[Stored data]
----------

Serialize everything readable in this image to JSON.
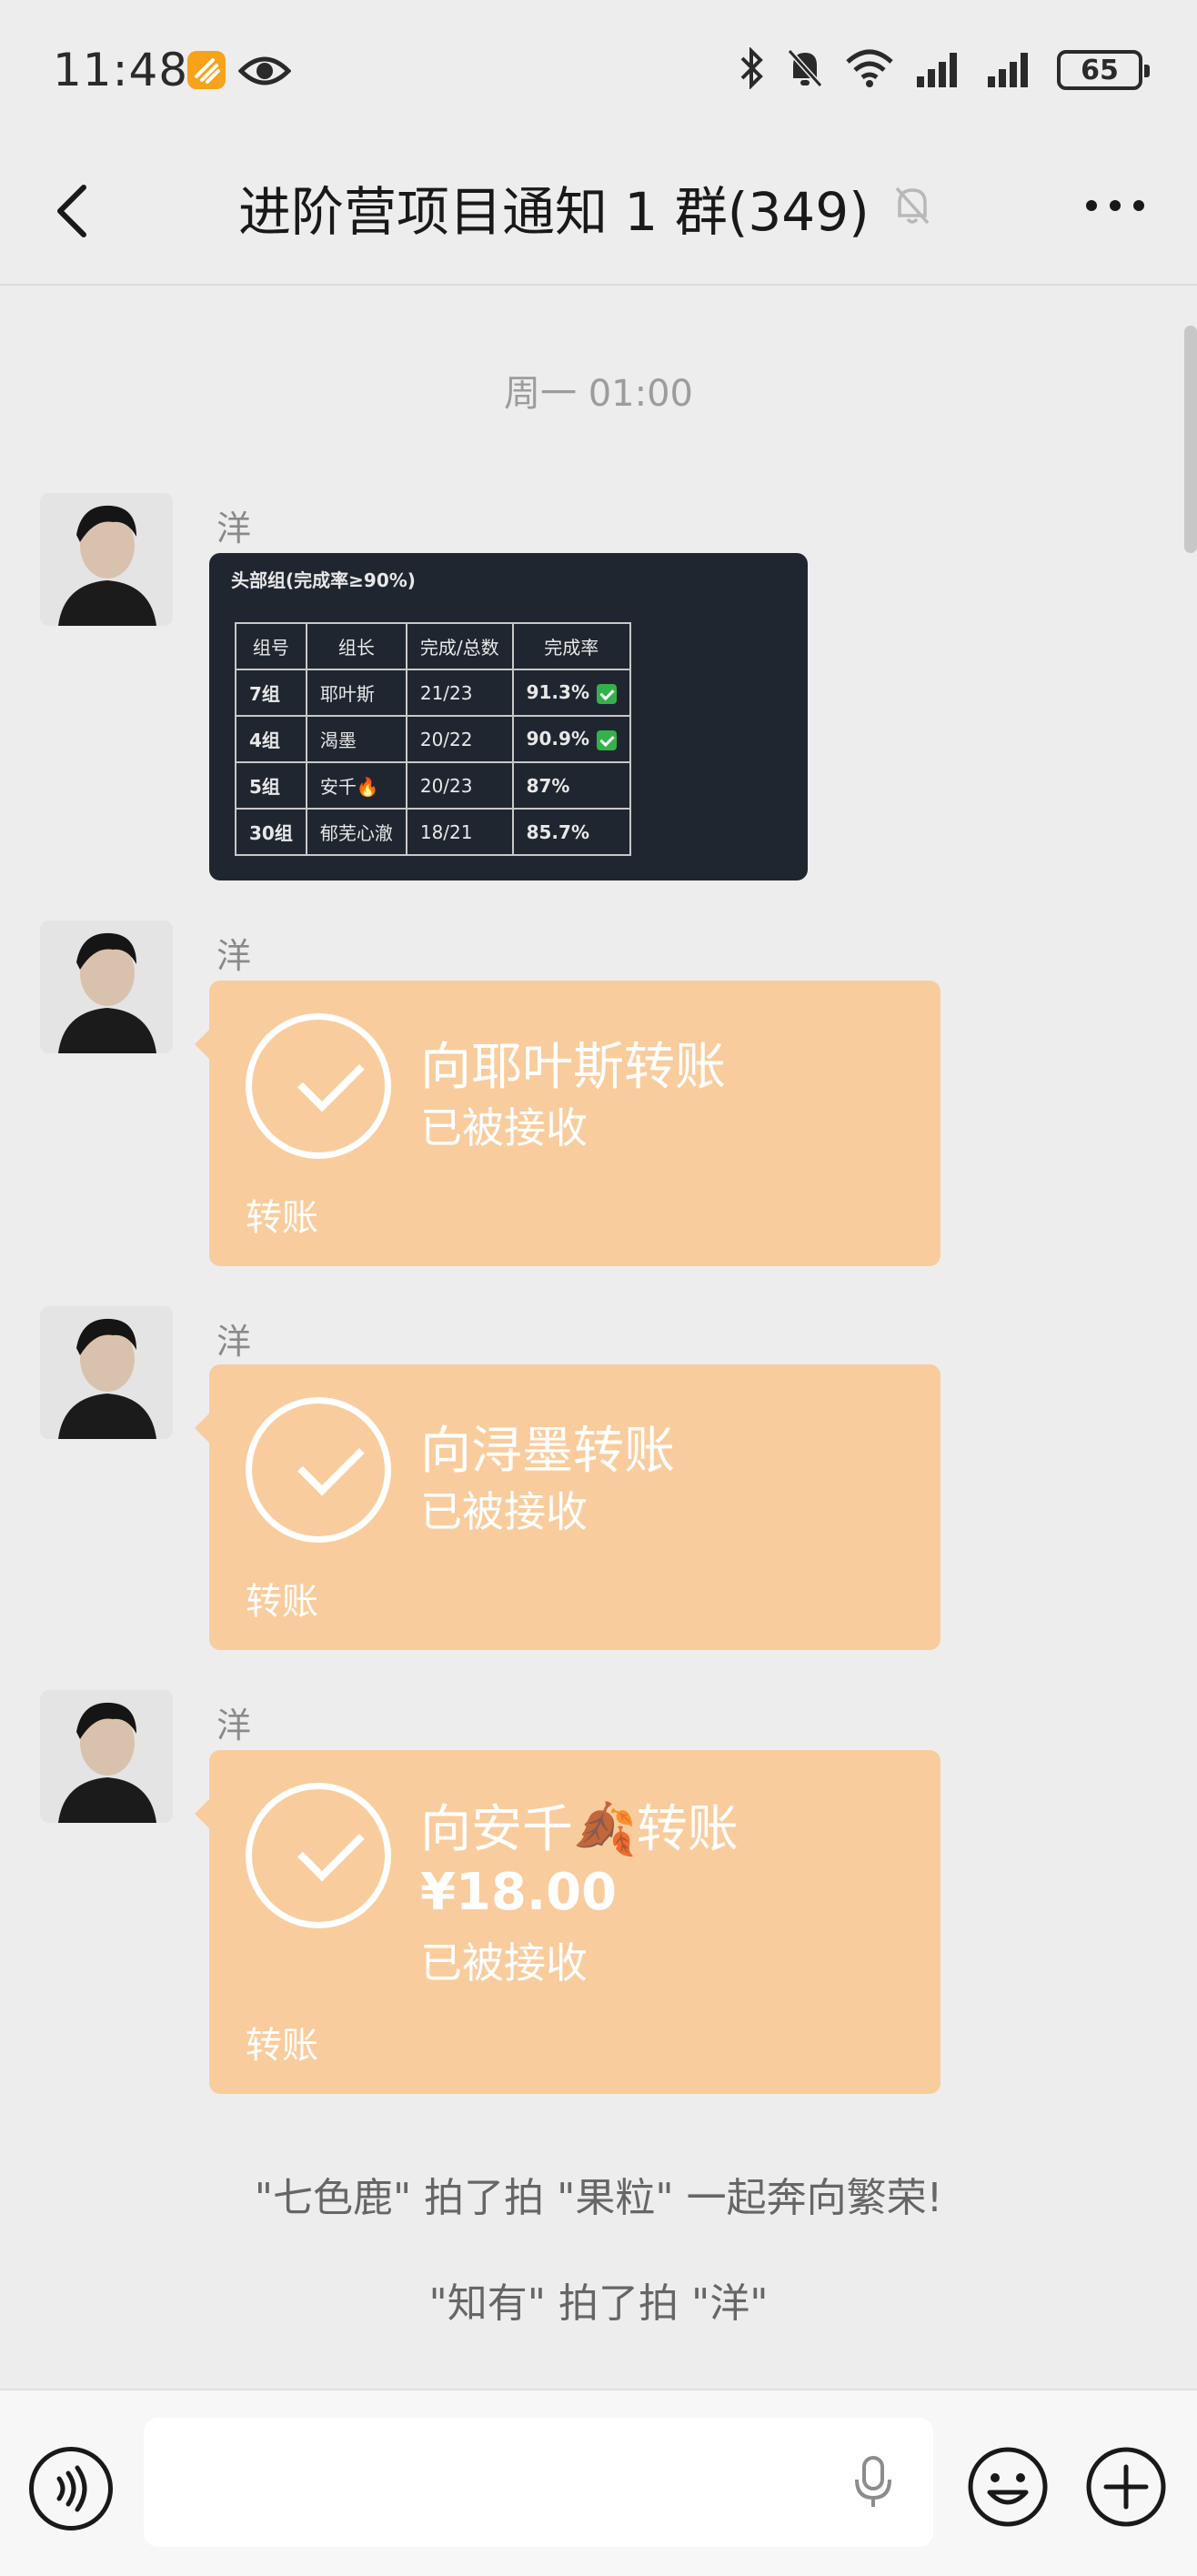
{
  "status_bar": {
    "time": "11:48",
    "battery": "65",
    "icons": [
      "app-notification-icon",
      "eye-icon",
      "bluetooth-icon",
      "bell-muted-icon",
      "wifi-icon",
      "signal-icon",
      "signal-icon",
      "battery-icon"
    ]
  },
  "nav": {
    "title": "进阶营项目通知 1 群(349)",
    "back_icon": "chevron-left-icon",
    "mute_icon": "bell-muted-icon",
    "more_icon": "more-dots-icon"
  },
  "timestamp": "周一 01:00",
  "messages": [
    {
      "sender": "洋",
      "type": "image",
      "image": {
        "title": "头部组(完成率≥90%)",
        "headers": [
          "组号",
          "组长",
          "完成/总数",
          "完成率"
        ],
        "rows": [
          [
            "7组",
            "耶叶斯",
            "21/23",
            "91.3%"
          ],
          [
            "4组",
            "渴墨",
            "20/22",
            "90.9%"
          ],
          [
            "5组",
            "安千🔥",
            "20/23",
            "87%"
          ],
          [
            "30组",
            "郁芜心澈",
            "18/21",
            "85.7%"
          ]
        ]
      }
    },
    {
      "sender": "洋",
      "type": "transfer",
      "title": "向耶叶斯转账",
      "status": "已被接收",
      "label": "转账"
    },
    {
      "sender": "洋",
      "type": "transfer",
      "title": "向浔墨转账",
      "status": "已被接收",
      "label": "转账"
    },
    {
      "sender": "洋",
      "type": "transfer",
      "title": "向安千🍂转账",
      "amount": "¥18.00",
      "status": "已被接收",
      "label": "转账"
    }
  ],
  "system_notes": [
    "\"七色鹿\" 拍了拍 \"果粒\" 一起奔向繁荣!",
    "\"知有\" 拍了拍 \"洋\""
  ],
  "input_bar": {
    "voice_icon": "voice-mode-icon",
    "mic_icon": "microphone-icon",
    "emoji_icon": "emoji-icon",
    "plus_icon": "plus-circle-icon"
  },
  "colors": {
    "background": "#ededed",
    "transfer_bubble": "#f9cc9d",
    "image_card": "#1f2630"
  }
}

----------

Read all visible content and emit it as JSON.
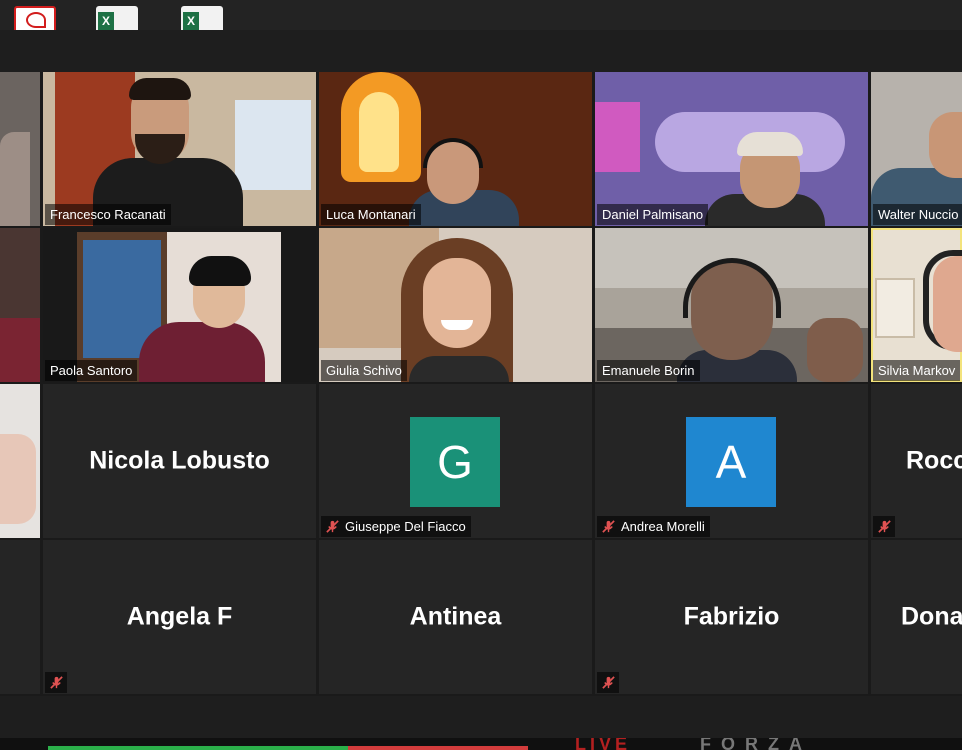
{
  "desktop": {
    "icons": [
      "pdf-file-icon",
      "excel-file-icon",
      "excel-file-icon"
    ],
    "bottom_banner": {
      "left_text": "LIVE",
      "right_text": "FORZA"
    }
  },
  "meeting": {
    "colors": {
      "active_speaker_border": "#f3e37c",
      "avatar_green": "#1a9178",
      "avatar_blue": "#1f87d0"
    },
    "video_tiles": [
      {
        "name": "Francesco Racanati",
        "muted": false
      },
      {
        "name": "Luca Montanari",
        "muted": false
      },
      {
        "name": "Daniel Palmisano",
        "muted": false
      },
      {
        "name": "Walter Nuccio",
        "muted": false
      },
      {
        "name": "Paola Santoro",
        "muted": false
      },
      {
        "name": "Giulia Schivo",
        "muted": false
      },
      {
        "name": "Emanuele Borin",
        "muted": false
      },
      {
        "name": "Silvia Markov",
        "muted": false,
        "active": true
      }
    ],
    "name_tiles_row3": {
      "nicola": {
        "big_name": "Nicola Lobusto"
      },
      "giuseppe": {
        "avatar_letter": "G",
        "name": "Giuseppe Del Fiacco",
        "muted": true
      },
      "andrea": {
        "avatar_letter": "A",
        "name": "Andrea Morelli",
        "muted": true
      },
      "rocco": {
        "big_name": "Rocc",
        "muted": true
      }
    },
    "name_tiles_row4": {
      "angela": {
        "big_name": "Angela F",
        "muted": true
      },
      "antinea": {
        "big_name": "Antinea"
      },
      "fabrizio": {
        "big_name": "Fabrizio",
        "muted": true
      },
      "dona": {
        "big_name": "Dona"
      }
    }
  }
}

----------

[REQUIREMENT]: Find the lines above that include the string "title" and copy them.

[WRITTEN REPLY]:
    "title": "进阶营项目通知 1 群(349)",
        "title": "头部组(完成率≥90%)",
      "title": "向耶叶斯转账",
      "title": "向浔墨转账",
      "title": "向安千🍂转账",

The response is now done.